• new Lifetime ISA (“LISA”) available to under 40s from April 2017 „
  • pensions tax relief unchanged for now „
  • lifetime allowance confirmed as down to £1m (from £1.25m) for the 2016/17 tax year, with protections available for those already over the new limit „
  • annual allowance (including the complex new regime for high earners starting on 6 April 2016) unchanged „
  • pensions salary sacrifice continues and, unlike some forms of salary sacrifice, appears safe from further change for now „
  • shake-up of financial guidance and advice with knock-on impacts on disclosure requirements for pension schemes, and an increased tax break for employer-funded financial advice „
  • increased incentive to pay termination payments into pension schemes as there will be employer NICs on payments over £30,000 from April 2018 „
  • technical changes to make certain aspects of last year’s flexibilities work better „
  • tax rules on bridging pensions to be aligned with new single-tier State pension „
  • employers participating in public sector pension schemes will pay higher contributions from 2019-20 „
  • Pensions Dashboard to be funded by the industry so individuals can view all their pensions at once

As you were, for now

The lack of change to the pensions tax regime will be welcome news to employers and trustees, particularly whilst last year’s major pensions and tax legislative changes continue to bed in.

The Chancellor has not given up on revolutionising pensions tax relief, merely held off for now. The response to the consultation consisted of a summary of the views received and an assertion that there was no consensus. A substantive Government response was conspicuous by its absence.

It may be that the LISA is being used to test the water and that we will see more and bigger of the same in the future.
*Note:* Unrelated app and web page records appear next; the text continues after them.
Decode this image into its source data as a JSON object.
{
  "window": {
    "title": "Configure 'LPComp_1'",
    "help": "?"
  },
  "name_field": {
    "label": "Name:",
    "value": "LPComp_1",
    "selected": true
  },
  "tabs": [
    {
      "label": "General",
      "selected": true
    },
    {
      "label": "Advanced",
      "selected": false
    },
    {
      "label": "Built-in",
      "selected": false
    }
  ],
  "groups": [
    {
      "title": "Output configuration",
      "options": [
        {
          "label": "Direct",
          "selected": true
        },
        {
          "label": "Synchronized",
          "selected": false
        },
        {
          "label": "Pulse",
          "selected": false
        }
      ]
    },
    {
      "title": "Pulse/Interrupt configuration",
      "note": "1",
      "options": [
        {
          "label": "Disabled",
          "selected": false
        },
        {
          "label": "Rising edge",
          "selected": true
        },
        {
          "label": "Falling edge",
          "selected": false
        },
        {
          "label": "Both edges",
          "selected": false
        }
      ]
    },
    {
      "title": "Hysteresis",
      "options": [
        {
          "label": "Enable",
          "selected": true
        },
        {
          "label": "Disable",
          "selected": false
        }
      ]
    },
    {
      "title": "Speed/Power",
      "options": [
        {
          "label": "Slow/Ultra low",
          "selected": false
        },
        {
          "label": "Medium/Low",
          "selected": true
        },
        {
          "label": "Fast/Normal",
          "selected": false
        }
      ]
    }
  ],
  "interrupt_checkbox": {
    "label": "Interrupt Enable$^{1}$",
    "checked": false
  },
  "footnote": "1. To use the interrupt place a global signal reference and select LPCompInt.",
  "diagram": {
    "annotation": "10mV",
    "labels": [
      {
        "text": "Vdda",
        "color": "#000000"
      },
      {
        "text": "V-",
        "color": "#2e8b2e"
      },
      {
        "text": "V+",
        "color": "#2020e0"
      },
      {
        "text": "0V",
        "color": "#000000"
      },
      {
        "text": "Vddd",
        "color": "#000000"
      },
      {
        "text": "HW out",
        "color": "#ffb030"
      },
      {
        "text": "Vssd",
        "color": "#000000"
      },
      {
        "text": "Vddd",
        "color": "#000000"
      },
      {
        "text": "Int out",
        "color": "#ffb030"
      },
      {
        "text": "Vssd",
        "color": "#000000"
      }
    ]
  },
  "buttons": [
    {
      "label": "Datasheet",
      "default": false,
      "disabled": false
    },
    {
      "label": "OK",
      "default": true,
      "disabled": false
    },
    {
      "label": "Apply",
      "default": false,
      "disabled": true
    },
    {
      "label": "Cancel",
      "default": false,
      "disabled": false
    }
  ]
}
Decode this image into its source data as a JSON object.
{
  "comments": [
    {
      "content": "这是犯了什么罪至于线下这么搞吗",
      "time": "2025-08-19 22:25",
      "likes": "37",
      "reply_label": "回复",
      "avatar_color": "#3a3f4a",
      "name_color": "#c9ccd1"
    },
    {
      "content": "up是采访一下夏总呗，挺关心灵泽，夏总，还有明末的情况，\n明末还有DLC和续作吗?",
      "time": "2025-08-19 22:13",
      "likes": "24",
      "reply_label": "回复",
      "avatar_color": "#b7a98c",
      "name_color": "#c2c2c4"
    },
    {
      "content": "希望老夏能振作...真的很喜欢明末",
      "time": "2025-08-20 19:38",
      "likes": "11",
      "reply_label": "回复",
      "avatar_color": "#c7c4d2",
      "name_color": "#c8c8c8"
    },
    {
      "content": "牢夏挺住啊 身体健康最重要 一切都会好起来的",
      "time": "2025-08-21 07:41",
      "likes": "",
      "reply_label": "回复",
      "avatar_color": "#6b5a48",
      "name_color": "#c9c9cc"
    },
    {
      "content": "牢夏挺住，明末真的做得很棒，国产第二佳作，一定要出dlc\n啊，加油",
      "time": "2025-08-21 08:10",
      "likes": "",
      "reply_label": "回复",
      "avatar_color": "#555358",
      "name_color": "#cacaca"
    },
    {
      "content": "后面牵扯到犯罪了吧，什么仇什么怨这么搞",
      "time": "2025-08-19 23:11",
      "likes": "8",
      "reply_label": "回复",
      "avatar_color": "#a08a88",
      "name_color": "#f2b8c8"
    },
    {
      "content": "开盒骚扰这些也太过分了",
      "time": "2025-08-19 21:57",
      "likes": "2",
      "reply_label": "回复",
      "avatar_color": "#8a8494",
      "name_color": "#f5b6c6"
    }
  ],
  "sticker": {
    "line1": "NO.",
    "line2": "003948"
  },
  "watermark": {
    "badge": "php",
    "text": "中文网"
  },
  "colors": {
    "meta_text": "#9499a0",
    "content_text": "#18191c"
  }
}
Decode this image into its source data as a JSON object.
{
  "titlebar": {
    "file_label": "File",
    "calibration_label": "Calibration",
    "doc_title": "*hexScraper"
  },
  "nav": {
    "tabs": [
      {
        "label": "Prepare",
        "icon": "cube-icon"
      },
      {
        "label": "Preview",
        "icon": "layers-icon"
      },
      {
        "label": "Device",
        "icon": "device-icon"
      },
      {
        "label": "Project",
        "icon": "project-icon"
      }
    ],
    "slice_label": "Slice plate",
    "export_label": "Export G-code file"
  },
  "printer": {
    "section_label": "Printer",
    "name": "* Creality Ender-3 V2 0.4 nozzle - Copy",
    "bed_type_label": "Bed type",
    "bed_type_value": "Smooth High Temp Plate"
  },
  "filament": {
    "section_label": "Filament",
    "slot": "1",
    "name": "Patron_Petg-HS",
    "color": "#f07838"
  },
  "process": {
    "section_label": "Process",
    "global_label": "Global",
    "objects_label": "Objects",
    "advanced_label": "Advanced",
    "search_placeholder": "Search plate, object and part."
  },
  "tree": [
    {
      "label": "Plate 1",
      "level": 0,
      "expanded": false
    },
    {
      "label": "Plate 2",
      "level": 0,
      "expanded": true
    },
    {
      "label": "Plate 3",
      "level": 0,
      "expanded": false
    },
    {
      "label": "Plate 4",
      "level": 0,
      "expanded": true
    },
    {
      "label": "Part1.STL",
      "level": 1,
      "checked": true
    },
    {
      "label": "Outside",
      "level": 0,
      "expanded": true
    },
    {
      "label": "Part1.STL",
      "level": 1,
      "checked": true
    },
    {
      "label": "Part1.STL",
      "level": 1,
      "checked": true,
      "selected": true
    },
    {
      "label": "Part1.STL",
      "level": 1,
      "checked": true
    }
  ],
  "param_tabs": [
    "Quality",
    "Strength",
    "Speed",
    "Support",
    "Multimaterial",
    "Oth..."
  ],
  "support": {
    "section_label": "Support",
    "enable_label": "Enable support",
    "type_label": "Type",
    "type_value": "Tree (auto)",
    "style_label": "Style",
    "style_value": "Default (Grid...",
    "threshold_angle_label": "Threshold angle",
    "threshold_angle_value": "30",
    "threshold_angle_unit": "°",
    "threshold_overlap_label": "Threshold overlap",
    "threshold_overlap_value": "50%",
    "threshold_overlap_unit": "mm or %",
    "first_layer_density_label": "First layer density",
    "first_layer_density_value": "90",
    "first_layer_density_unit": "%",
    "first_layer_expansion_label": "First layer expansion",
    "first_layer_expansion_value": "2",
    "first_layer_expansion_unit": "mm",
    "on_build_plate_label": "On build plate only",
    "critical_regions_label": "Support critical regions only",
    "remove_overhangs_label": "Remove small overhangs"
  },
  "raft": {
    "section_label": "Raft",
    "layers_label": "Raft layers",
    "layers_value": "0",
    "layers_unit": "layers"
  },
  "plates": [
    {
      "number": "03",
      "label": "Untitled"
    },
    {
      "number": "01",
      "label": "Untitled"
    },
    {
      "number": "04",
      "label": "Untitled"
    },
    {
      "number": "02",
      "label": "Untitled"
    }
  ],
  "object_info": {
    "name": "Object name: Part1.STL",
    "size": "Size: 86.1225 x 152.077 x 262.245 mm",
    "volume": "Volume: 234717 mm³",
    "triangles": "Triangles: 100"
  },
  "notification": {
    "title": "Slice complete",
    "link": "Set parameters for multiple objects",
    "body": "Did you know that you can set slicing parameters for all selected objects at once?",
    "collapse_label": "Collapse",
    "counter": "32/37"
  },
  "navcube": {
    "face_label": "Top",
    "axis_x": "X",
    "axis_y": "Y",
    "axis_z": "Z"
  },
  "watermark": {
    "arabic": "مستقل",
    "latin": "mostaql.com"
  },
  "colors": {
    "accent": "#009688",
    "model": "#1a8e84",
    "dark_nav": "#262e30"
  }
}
There was no mention of auto-enrolment, which may be telling. Could there be a change of policy to come?

LISA versus pension

We compare LISAs and pensions.

Click here to view table.